+++ TASK INPUT

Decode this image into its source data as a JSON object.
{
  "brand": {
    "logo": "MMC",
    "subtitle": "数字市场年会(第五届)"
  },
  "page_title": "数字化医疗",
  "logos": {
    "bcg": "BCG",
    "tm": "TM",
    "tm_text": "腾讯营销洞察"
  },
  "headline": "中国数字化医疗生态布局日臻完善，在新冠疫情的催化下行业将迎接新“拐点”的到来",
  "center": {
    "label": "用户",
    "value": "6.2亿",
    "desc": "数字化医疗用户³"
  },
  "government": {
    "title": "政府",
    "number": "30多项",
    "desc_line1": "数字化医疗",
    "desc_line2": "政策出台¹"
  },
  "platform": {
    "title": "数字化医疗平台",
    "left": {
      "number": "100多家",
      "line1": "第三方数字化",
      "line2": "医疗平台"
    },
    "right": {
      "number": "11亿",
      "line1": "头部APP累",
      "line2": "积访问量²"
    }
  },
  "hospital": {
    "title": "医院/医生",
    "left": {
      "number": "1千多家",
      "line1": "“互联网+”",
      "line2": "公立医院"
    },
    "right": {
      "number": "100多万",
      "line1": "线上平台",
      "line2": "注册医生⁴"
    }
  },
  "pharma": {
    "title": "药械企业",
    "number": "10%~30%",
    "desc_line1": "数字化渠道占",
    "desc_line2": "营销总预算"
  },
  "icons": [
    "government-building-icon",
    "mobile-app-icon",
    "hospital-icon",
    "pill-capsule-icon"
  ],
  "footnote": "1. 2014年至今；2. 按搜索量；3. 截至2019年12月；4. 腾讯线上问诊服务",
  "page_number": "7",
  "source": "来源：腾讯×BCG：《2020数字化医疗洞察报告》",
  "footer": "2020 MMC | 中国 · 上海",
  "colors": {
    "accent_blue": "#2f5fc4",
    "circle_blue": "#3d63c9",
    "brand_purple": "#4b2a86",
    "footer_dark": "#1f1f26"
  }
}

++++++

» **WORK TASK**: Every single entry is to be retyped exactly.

» **OUTPUT**:
Decode this image into its source data as a JSON object.
{
  "brand": {
    "logo": "MMC",
    "subtitle": "数字市场年会(第五届)"
  },
  "page_title": "数字化医疗",
  "logos": {
    "bcg": "BCG",
    "tm": "TM",
    "tm_text": "腾讯营销洞察"
  },
  "headline": "中国数字化医疗生态布局日臻完善，在新冠疫情的催化下行业将迎接新“拐点”的到来",
  "center": {
    "label": "用户",
    "value": "6.2亿",
    "desc": "数字化医疗用户³"
  },
  "government": {
    "title": "政府",
    "number": "30多项",
    "desc_line1": "数字化医疗",
    "desc_line2": "政策出台¹"
  },
  "platform": {
    "title": "数字化医疗平台",
    "left": {
      "number": "100多家",
      "line1": "第三方数字化",
      "line2": "医疗平台"
    },
    "right": {
      "number": "11亿",
      "line1": "头部APP累",
      "line2": "积访问量²"
    }
  },
  "hospital": {
    "title": "医院/医生",
    "left": {
      "number": "1千多家",
      "line1": "“互联网+”",
      "line2": "公立医院"
    },
    "right": {
      "number": "100多万",
      "line1": "线上平台",
      "line2": "注册医生⁴"
    }
  },
  "pharma": {
    "title": "药械企业",
    "number": "10%~30%",
    "desc_line1": "数字化渠道占",
    "desc_line2": "营销总预算"
  },
  "icons": [
    "government-building-icon",
    "mobile-app-icon",
    "hospital-icon",
    "pill-capsule-icon"
  ],
  "footnote": "1. 2014年至今；2. 按搜索量；3. 截至2019年12月；4. 腾讯线上问诊服务",
  "page_number": "7",
  "source": "来源：腾讯×BCG：《2020数字化医疗洞察报告》",
  "footer": "2020 MMC | 中国 · 上海",
  "colors": {
    "accent_blue": "#2f5fc4",
    "circle_blue": "#3d63c9",
    "brand_purple": "#4b2a86",
    "footer_dark": "#1f1f26"
  }
}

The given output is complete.